But amid signs of widening Conservative divisions, Foreign Office minister Alan Duncan suggested the “insolent” MP should “pipe down”.
Theresa May hopes to resolve cabinet splits on the shape of Brexit at this week’s meeting.
Her official spokesman refused to be drawn on there being a third customs model saying: “There is going to be a lot of speculation between now and Chequers.
“Some of it might even be true, but I’m not going to engage in advance of the away-day taking place.”
The prime minister has said that after the cabinet gathering the UK will publish a White Paper setting out “in more detail what strong partnership the United Kingdom wants to see with the European Union in the future”.
It follows last week’s summit in Brussels where European Council president Donald Tusk issued a “last call” for the UK to agree its position on Brexit, saying the “most difficult” issues were unresolved and “quick progress” was needed if agreement was to be reached by the next meeting in October.
The UK is due to leave the EU on 29 March 2019, and negotiations are taking place on what the future relationship between the UK and the EU will look like.
The government had talked publicly about two potential customs options.
One, a customs partnership, would mean the UK applies the EU’s own tariffs and rules of origin to all goods arriving in the country and then hands over what was owed for goods that subsequently end up in the EU.
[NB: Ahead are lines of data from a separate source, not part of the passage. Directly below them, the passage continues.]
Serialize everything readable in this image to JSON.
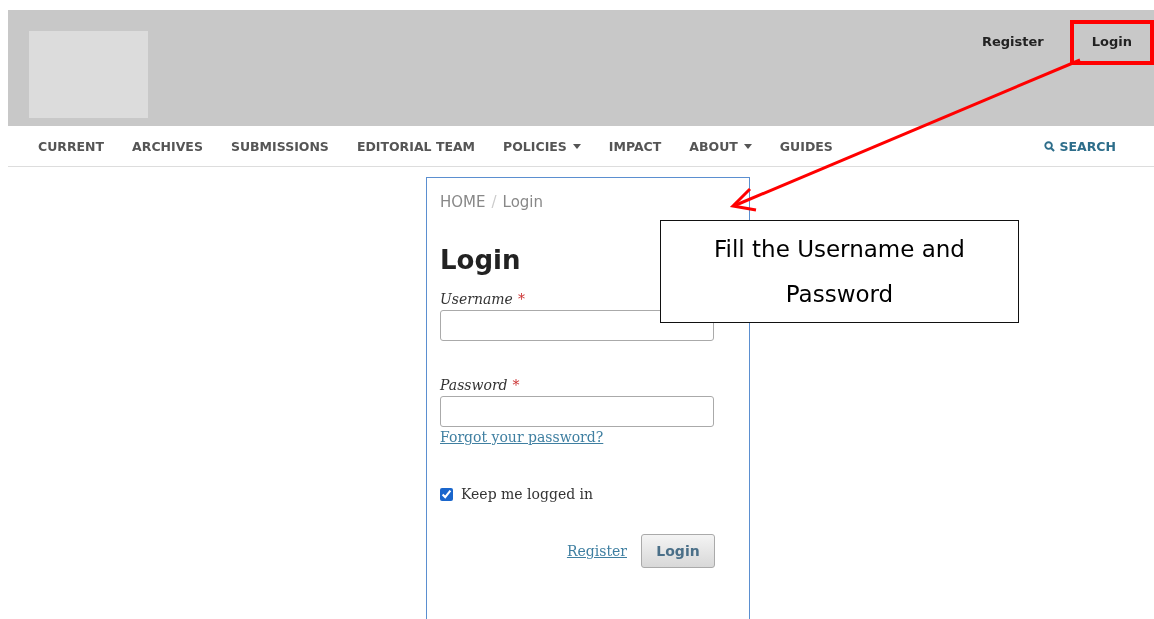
{
  "header": {
    "user_nav": [
      {
        "label": "Register",
        "highlighted": false
      },
      {
        "label": "Login",
        "highlighted": true
      }
    ]
  },
  "nav": {
    "items": [
      {
        "label": "CURRENT",
        "dropdown": false
      },
      {
        "label": "ARCHIVES",
        "dropdown": false
      },
      {
        "label": "SUBMISSIONS",
        "dropdown": false
      },
      {
        "label": "EDITORIAL TEAM",
        "dropdown": false
      },
      {
        "label": "POLICIES",
        "dropdown": true
      },
      {
        "label": "IMPACT",
        "dropdown": false
      },
      {
        "label": "ABOUT",
        "dropdown": true
      },
      {
        "label": "GUIDES",
        "dropdown": false
      }
    ],
    "search": "SEARCH"
  },
  "login": {
    "breadcrumb": {
      "items": [
        "HOME",
        "Login"
      ],
      "separator": "/"
    },
    "title": "Login",
    "fields": [
      {
        "label": "Username",
        "required_mark": "*"
      },
      {
        "label": "Password",
        "required_mark": "*"
      }
    ],
    "forgot_link": "Forgot your password?",
    "remember": {
      "label": "Keep me logged in",
      "checked": true
    },
    "register_link": "Register",
    "submit": "Login"
  },
  "callout": {
    "text": "Fill the Username and Password"
  }
}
The other, known as maximum facilitation or max-fac, aimed to employ new technology to remove the need for physical customs checks where possible.
The government has now deemed both options practically or politically undeliverable and is working on a third option, believed to involve “alignment” with the EU in regulations covering trade in goods but a looser relationship for services.
Mr Rees-Mogg said a deal which restricted the UK’s ability to make trade agreements with other nations or control migration could not be accepted.
He said Mrs May had declared the UK would leave the single market and the customs union and “must stick to her righteous cause and deliver what she has said she would”.
The government must seize a “great opportunity to do things better” rather than being in a “tremulous state that sees Brexit as mere damage limitation”, he added.
But his colleague Vicky Ford said what the vast majority of Tory MPs wanted was a “practical, pragmatic deal that gives certainty to business and trade… not an ideological one”.
She told BBC Radio 4’s Today programme that a “crash-out no deal is not acceptable to those who want to support jobs and a partnership with the EU going forward”.
Mrs May is also due to have talks in Berlin with German Chancellor Angela Merkel ahead of the Chequers meeting, No 10 said.
The Democratic Unionist Party, whose support Theresa May needs to have a majority in key Commons votes, said it would not support any deal which did not give the UK full control over its borders.
“We don’t give blank cheques to anybody,” its Westminster leader Nigel Dodds said after meeting the PM for an hour in Downing Street.
“We want to see a proper Brexit which fulfils the referendum result but we have been very clear that it has to be on the basis of the whole of the UK leaving the EU as one.”
He accused Dublin and other European capitals of trying to “bully” the UK and using the issue of the Northern Irish border to “create an outcome which is to their liking”, adding “they won’t succeed in that”.
Brexit: May says EU must treat UK blueprint ‘seriously’}